▸ **EXERCISE PROMPT**:
Return the lines below that contain the word "Configurare".

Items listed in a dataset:
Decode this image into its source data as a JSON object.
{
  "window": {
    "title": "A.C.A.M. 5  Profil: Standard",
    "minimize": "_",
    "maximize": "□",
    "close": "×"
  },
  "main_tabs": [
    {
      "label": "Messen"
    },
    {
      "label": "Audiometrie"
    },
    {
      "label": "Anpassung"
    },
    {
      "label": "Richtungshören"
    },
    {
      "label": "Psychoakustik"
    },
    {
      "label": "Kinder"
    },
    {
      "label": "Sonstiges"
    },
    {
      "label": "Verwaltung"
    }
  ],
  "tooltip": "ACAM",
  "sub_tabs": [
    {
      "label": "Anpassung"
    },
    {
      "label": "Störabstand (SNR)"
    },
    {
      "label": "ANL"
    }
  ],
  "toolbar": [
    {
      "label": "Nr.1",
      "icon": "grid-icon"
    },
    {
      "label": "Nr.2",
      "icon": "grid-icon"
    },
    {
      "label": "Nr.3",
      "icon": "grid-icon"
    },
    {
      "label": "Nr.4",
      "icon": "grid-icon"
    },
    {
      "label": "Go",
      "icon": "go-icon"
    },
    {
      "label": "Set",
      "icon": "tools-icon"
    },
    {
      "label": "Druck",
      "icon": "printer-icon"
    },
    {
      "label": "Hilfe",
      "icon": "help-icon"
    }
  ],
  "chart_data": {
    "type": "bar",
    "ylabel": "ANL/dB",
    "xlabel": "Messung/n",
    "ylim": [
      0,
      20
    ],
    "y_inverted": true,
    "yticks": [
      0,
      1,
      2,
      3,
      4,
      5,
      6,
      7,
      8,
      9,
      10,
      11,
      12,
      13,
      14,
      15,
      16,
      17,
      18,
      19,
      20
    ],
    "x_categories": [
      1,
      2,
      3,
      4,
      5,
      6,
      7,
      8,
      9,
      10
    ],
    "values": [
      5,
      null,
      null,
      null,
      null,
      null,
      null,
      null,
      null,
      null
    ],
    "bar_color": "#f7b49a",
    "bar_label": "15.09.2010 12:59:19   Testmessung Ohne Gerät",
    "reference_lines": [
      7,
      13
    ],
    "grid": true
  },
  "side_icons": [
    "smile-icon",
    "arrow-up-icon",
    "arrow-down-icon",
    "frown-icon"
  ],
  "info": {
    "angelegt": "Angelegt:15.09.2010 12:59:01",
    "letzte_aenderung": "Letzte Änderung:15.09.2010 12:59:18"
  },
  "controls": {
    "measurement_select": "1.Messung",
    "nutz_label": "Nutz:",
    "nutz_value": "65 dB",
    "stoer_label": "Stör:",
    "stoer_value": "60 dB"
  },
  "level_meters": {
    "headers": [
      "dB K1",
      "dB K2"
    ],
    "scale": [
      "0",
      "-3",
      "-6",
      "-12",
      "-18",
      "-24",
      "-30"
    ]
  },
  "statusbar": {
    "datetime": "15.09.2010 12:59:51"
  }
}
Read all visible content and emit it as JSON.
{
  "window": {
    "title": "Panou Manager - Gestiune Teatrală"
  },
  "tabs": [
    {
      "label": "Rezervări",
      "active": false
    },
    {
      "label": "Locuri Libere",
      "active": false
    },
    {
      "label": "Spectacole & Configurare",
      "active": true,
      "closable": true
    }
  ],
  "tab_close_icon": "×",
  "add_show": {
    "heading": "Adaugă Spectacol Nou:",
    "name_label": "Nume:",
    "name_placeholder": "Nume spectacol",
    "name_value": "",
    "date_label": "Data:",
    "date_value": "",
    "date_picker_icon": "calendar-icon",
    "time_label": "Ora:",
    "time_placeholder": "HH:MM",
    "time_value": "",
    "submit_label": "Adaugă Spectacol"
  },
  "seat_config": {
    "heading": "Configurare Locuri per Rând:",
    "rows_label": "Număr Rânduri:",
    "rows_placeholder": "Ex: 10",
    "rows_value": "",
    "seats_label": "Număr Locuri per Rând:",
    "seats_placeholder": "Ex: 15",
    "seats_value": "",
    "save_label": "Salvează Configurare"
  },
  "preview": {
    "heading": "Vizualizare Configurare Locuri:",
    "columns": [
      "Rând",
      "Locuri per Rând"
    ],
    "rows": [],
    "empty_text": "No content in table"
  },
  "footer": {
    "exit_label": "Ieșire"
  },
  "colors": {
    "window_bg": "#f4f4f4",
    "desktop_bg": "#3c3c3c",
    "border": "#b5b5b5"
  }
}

▸ **SOLUTION FOR THIS EXERCISE**:
      "label": "Spectacole & Configurare",
    "heading": "Configurare Locuri per Rând:",
    "save_label": "Salvează Configurare"
    "heading": "Vizualizare Configurare Locuri:",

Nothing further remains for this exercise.